In the listing that follows, count every line holding the word "this" and give only the count.

Data records:

________________

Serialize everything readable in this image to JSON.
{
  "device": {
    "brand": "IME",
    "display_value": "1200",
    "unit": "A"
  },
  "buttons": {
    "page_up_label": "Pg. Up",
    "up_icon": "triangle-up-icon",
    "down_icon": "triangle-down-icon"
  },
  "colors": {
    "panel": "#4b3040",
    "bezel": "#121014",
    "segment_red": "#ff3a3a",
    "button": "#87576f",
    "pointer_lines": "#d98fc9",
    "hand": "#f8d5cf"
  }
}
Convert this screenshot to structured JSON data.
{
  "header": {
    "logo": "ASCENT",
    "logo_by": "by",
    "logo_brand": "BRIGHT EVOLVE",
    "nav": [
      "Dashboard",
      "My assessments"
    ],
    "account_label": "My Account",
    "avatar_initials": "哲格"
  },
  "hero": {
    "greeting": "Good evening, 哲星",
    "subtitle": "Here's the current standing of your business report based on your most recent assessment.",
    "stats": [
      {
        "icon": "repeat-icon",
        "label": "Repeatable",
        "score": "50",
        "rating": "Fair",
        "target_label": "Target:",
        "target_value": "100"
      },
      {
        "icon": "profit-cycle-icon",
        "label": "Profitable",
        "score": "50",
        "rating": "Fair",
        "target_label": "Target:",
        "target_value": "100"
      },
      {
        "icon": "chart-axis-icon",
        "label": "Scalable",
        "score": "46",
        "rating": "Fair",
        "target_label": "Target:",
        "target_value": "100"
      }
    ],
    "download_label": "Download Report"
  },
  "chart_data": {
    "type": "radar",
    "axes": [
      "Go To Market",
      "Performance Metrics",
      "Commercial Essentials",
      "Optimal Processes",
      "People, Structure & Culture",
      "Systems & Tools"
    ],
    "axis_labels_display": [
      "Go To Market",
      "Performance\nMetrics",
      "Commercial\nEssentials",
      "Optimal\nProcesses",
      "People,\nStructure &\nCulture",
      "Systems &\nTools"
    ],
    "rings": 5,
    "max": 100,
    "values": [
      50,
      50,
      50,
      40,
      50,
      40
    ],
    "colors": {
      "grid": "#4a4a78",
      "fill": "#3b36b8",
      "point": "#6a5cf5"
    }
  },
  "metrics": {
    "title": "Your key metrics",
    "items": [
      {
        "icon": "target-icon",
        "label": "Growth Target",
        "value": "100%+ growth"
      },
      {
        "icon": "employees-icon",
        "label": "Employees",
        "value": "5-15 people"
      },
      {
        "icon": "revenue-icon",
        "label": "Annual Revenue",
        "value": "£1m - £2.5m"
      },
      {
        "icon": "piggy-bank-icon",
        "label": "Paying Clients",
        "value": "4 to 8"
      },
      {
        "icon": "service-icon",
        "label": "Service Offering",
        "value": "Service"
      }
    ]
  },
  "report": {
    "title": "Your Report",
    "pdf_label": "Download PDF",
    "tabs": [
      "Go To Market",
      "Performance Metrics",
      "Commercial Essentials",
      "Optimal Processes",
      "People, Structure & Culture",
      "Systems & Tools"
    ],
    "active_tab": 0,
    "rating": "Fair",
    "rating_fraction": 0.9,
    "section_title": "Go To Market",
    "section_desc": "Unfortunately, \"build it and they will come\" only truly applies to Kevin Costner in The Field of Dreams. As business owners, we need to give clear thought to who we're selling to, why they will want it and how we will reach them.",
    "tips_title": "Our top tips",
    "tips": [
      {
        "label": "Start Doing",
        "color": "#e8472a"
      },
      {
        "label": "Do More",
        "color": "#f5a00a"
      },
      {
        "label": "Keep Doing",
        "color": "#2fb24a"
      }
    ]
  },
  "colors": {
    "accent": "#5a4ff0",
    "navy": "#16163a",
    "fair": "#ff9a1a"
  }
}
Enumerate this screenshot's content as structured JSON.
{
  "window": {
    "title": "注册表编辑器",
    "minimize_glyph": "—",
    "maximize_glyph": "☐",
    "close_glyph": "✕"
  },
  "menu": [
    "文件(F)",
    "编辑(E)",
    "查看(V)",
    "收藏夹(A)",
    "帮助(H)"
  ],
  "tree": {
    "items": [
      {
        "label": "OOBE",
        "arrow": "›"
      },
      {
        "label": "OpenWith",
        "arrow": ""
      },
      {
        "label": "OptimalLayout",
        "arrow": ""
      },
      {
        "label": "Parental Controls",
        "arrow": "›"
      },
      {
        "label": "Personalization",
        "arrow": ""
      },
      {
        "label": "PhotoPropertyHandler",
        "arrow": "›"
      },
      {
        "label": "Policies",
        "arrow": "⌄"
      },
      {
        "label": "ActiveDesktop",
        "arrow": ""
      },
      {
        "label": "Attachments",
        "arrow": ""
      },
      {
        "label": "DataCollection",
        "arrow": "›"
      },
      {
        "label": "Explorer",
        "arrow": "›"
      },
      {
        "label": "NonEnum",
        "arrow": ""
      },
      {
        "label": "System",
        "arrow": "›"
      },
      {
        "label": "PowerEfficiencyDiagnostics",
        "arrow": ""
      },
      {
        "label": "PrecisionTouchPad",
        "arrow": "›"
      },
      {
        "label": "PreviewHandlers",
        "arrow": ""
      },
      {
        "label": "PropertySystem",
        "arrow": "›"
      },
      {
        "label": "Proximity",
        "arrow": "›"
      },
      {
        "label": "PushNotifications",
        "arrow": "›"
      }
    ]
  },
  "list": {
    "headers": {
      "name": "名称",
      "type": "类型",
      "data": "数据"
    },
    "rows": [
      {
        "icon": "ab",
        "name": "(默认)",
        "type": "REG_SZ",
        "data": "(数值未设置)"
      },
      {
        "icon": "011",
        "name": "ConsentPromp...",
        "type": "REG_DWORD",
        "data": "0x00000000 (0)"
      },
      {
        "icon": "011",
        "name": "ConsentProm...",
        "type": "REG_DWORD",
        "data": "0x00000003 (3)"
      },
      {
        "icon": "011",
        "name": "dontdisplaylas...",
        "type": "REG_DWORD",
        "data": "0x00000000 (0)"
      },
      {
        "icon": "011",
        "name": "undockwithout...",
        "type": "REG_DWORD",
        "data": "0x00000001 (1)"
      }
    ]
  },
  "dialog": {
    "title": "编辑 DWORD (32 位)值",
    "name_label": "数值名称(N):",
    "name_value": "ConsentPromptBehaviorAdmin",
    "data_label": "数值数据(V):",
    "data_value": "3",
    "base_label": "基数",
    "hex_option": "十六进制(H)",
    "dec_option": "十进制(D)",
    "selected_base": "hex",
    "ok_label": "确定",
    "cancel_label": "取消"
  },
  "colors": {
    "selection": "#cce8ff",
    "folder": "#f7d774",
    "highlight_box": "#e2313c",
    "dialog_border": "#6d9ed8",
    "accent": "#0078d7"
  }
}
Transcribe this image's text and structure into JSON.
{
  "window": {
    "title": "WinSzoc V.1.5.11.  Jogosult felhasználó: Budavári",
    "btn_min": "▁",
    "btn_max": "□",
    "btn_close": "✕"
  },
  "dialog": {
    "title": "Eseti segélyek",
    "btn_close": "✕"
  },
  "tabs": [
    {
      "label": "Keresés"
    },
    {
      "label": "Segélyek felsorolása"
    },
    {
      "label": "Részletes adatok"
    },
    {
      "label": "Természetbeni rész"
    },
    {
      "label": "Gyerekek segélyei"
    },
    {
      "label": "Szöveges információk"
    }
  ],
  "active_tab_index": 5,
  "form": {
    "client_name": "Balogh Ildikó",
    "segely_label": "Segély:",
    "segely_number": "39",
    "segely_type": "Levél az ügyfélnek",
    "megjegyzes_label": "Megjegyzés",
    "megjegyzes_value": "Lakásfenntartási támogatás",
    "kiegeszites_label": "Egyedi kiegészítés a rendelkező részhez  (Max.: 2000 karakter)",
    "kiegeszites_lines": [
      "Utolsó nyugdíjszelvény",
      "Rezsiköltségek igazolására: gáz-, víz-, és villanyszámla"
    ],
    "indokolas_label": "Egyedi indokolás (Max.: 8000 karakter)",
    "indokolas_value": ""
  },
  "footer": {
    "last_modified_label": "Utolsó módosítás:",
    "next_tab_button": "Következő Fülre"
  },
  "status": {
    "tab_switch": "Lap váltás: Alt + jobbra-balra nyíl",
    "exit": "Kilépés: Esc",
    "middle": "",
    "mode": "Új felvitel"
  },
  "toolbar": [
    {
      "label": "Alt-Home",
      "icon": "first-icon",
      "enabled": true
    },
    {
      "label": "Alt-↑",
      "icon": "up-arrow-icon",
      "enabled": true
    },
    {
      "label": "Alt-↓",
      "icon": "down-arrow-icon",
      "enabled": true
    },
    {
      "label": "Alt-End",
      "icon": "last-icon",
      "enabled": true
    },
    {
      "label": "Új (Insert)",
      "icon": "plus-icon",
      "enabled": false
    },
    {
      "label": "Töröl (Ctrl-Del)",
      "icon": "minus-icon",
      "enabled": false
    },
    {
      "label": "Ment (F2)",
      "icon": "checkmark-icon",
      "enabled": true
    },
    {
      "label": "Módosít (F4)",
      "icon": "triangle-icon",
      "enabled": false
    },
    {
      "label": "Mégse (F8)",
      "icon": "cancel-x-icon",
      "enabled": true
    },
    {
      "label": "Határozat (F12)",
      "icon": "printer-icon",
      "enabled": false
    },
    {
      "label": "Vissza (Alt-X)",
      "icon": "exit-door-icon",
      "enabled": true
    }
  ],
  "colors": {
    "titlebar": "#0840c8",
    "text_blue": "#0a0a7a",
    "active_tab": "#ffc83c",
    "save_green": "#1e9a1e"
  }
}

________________

Solution below: 4